Prof. Kumar said that the award would motivate him to work with even more enthusiasm in his research area.

“Looking forward, we want to motivate more undergraduate students to take up research as a career. Any research area needs a critical mass of researchers. This change is slowly happening in theoretical computer science in India”, he says.

Prof.
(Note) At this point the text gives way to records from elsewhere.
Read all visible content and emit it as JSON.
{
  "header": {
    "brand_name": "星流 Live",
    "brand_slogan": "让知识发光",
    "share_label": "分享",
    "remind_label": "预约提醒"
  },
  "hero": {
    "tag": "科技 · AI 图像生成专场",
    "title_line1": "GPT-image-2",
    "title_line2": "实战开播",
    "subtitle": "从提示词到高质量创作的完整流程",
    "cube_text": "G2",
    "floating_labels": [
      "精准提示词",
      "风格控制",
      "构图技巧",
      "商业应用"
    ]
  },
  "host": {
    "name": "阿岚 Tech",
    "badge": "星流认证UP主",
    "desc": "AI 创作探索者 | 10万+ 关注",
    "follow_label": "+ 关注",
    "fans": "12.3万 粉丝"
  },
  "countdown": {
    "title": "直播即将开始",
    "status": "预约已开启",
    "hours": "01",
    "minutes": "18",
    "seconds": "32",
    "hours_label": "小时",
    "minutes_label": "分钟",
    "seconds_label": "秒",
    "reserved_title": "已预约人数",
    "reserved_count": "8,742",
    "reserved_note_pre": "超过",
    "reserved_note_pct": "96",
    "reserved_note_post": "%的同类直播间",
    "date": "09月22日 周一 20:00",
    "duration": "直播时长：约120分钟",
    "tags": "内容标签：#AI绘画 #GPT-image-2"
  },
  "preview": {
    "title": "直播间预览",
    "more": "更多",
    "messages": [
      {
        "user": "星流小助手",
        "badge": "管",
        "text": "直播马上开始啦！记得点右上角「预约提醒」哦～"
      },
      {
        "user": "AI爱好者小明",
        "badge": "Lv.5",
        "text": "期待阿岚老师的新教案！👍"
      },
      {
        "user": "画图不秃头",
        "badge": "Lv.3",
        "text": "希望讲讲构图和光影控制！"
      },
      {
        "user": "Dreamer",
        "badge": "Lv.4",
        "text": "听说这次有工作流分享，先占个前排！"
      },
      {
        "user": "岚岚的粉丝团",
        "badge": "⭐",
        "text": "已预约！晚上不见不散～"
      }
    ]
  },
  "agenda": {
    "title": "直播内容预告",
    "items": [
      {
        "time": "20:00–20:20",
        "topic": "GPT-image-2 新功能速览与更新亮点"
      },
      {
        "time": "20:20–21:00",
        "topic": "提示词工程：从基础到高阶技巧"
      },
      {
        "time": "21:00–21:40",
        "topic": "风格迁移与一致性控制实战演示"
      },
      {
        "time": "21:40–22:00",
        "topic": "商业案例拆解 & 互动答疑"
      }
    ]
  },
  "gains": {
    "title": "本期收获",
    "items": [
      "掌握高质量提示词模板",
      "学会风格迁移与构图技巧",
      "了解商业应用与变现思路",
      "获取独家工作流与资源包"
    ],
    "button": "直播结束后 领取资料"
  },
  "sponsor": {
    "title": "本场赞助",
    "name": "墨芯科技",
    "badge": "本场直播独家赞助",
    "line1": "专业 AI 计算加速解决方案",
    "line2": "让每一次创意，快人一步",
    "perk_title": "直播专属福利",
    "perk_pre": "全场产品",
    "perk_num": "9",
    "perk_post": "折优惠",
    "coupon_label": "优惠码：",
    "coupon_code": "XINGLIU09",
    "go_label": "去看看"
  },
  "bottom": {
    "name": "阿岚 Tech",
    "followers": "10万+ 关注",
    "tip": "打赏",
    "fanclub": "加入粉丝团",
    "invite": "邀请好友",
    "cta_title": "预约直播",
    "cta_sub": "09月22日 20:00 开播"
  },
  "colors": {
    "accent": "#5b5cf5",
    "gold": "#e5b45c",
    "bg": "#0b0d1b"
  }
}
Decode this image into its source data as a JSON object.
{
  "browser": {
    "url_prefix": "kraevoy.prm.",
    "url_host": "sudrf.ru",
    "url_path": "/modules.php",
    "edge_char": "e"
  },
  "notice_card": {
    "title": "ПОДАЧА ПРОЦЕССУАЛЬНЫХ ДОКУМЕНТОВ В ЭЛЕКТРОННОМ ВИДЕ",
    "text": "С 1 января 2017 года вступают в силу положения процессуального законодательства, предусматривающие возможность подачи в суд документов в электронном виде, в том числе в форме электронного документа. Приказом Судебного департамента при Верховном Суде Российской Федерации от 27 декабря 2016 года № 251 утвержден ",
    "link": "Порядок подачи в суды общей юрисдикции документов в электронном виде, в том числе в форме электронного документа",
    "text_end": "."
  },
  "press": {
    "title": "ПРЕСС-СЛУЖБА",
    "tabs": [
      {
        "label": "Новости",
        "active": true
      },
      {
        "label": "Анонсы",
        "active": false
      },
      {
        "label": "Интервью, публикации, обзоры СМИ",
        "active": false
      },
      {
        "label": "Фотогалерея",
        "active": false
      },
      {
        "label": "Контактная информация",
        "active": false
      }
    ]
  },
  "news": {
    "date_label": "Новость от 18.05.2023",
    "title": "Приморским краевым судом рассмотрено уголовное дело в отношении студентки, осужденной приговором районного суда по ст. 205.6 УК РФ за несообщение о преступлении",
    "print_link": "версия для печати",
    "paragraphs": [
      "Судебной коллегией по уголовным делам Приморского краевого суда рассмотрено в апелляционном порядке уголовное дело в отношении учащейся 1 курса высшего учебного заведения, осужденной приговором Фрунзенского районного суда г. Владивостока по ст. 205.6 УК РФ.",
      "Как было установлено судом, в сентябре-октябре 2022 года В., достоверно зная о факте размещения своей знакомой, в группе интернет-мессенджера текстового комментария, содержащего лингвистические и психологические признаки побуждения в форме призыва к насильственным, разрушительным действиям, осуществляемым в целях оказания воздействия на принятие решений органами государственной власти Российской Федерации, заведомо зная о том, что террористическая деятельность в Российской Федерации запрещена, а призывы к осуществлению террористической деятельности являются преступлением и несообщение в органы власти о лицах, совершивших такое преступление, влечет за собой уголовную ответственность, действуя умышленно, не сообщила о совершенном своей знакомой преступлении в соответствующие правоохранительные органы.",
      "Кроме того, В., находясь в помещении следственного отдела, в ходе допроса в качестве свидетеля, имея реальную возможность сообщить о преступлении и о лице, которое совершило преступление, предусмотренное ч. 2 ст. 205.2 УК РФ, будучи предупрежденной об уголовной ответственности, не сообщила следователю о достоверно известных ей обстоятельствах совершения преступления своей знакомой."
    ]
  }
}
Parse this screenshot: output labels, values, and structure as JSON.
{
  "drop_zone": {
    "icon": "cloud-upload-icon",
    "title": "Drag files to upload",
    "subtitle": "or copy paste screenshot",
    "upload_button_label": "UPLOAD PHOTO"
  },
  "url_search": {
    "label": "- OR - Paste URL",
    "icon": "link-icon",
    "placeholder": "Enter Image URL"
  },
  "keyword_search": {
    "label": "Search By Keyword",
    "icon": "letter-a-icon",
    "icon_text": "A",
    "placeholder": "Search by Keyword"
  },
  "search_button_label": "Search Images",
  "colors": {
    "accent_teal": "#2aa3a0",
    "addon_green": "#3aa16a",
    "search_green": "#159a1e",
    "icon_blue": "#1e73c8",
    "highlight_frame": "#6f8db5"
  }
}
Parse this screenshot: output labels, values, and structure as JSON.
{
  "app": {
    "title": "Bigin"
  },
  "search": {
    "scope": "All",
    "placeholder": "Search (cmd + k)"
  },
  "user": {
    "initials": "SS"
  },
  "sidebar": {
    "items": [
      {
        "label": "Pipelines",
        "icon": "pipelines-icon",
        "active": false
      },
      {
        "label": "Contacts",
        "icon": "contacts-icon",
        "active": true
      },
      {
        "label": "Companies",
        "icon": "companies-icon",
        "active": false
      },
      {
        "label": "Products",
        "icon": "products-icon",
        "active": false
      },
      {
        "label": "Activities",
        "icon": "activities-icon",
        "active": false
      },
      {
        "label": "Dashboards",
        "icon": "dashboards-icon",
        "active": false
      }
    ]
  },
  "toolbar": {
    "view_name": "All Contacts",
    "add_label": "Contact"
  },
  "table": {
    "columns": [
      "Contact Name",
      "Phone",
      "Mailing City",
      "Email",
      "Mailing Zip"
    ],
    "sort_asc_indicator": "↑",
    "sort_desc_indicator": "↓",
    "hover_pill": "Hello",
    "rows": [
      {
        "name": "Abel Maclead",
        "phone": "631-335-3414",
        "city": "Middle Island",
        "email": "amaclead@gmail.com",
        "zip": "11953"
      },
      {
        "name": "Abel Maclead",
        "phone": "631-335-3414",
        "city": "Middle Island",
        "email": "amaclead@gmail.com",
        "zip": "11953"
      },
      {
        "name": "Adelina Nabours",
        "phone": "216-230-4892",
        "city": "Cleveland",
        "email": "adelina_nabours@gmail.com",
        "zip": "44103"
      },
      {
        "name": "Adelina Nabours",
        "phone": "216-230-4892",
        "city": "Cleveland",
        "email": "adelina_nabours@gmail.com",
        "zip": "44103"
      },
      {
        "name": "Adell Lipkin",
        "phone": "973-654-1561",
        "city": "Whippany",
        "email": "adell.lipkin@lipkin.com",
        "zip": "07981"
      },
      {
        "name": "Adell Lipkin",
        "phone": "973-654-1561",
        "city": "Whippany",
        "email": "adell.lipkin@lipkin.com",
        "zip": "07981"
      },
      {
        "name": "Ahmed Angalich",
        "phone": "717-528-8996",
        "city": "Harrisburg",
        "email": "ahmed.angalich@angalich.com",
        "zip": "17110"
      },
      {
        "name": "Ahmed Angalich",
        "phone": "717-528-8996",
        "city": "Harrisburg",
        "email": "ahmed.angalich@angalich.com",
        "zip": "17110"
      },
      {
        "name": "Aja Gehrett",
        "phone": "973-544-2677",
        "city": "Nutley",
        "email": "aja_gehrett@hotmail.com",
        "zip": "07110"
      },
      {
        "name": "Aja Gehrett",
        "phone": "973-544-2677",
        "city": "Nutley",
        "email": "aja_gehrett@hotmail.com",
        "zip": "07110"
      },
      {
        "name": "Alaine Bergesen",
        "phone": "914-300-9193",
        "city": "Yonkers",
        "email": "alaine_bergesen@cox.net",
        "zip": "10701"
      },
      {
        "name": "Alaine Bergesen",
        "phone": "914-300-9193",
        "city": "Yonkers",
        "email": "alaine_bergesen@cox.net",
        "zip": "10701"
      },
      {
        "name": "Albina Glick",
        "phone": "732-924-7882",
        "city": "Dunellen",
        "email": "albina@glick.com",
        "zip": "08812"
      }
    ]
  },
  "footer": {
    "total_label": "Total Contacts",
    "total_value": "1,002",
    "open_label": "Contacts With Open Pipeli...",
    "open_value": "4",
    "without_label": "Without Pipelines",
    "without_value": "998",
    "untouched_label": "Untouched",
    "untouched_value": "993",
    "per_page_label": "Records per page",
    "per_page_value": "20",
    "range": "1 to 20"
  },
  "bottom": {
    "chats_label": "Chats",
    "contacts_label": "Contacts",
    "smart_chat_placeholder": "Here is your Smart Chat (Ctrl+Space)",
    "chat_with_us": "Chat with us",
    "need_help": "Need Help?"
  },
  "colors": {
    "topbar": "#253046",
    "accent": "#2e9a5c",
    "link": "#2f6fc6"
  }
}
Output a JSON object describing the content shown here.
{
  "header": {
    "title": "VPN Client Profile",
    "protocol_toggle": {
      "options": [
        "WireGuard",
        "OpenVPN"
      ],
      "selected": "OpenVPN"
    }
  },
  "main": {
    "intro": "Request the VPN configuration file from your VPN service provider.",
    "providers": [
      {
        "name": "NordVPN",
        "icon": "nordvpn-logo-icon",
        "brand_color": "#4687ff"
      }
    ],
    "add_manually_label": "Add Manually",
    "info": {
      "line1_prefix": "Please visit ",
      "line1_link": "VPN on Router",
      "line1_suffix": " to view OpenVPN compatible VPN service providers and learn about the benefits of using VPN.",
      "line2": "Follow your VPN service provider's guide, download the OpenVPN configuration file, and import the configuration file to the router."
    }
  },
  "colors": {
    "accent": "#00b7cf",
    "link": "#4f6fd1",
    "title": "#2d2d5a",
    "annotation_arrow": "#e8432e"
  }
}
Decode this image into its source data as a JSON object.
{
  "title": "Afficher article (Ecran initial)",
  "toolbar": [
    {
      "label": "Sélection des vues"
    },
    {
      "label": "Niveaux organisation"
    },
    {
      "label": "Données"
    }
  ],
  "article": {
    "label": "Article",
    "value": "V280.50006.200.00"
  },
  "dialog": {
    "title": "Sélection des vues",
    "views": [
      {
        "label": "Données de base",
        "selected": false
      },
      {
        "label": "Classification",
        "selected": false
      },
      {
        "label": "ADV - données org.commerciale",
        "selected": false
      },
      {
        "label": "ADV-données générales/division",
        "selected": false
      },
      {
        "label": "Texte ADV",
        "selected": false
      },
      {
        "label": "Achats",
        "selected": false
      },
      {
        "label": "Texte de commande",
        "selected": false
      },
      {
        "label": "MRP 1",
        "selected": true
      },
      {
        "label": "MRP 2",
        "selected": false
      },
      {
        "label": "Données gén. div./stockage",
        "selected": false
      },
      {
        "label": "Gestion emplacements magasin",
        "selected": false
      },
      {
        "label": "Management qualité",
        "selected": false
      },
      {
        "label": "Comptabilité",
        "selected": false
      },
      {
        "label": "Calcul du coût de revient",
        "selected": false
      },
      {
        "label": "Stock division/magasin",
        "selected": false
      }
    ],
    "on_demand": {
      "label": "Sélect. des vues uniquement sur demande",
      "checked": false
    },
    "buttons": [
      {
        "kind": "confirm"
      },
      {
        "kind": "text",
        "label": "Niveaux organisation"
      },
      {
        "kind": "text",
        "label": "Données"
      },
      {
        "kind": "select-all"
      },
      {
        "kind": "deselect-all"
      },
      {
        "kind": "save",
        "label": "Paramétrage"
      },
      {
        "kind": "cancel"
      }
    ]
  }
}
Kumar’s research interest lies in the area of theoretical computer science, with emphasis on problems arising in scheduling, resource allocation, graph theory and clustering. “Many of these problems are fundamental in nature and have been studied for many years (or decades). Often one needs to design algorithms which use novel heuristics, and formally prove that they give good solutions”, he explains.

One such example is the scheduling of tasks in large data centres, which have immense computing resources and billions of jobs lined up. How does one schedule tasks such that the resources are used optimally? “Optimality could mean minimising the overall delay of tasks, or energy consumed by the processors, or some combination of the two”, explains Prof. Kumar.

Sometimes, these tasks may not be known in advance, and scheduling algorithms need to make decisions after considering other adversarial factors. These algorithms are called on-line algorithms. “My research focuses on resource allocation problems in graph theory where we want to connect a set of users or computers in a network optimally”, adds Prof. Kumar, talking about his work.

Also a recipient of the Indian National Academy of Engineer (INAE) Young Engineer Award, Indian National Science Academy (INSA) Young Scientist Award and the IBM Faculty Award. Prof. Kumar has broad industry and academic experience in India and abroad.